Something to Smile About
P.J. O’Rourke had a point when he argued that the best thing about living in the twenty-first century, rather than in some “golden age” of the past, is modern dentistry. At a time when the world is plagued by conflict and tragedy, healthy teeth are a reminder, however mundane, of economic progress and human happiness.
LONDON – As I put pen to paper, my wife threw out a seasonal challenge: “Christmas is approaching – the time for peace and joy and all that. Can’t you write about something that will make people happy?”

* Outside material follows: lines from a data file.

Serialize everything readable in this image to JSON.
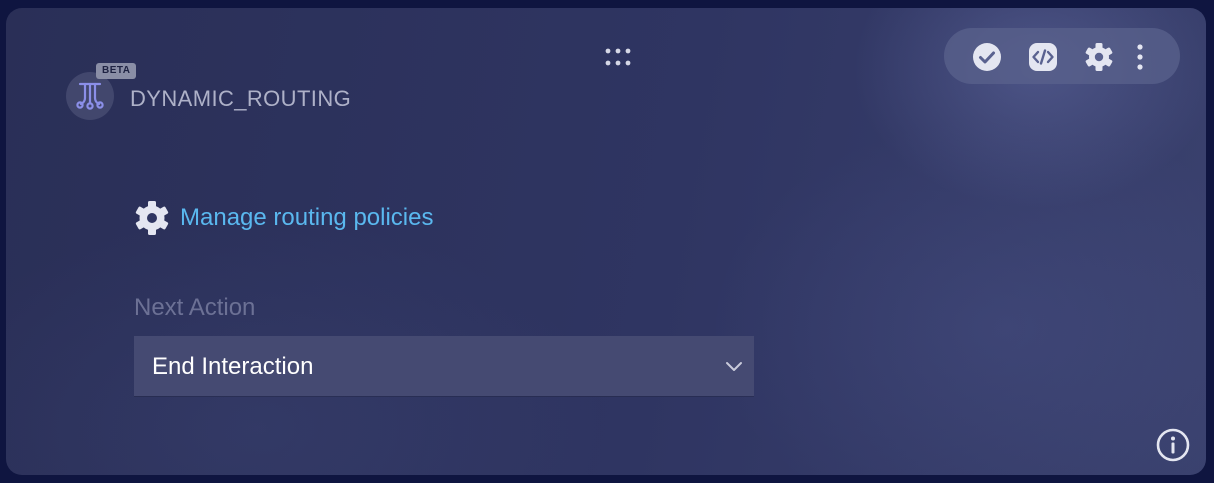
{
  "node": {
    "badge": "BETA",
    "title": "DYNAMIC_ROUTING",
    "icon": "routing-node-icon"
  },
  "toolbar": {
    "icons": [
      "check-circle-icon",
      "code-icon",
      "gear-icon",
      "more-vertical-icon"
    ]
  },
  "manage": {
    "label": "Manage routing policies",
    "icon": "gear-icon"
  },
  "next_action": {
    "label": "Next Action",
    "selected": "End Interaction"
  },
  "colors": {
    "link": "#5ab8ef",
    "card_bg": "#2f3562",
    "select_bg": "#454a72"
  }
}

What sounds like a light-hearted request is actually a formidable task. Ebola is decimating lives and livelihoods in West Africa. A legion of Islamist thugs is terrorizing Syria and Iraq. Russian President Vladimir Putin’s forces have invaded Crimea and eastern Ukraine. Add to that a faltering global economy, and there seems to be little “holiday cheer” on offer.

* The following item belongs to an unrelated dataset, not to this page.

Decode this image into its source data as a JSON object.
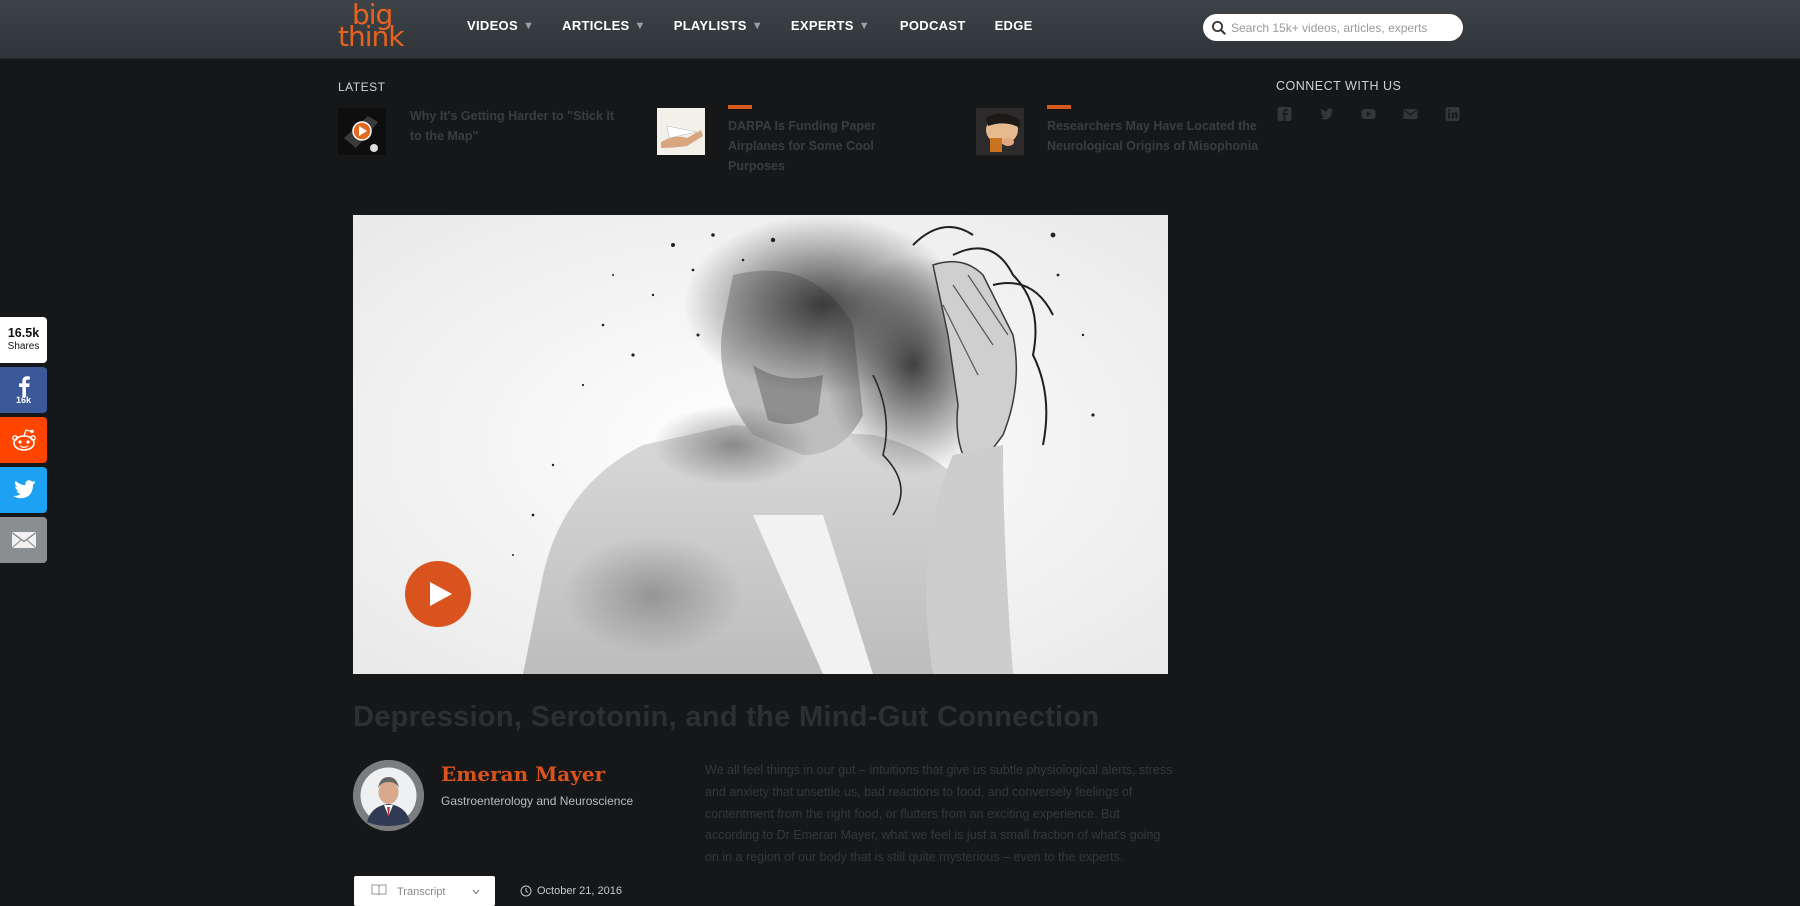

But happiness is a complex phenomenon. People living poorly may feel happier more often than their more “fortunate” counterparts. It is this kind of contradiction that has fueled research in the social sciences and neurology devoted to answering the age-old question: What is the secret to happiness?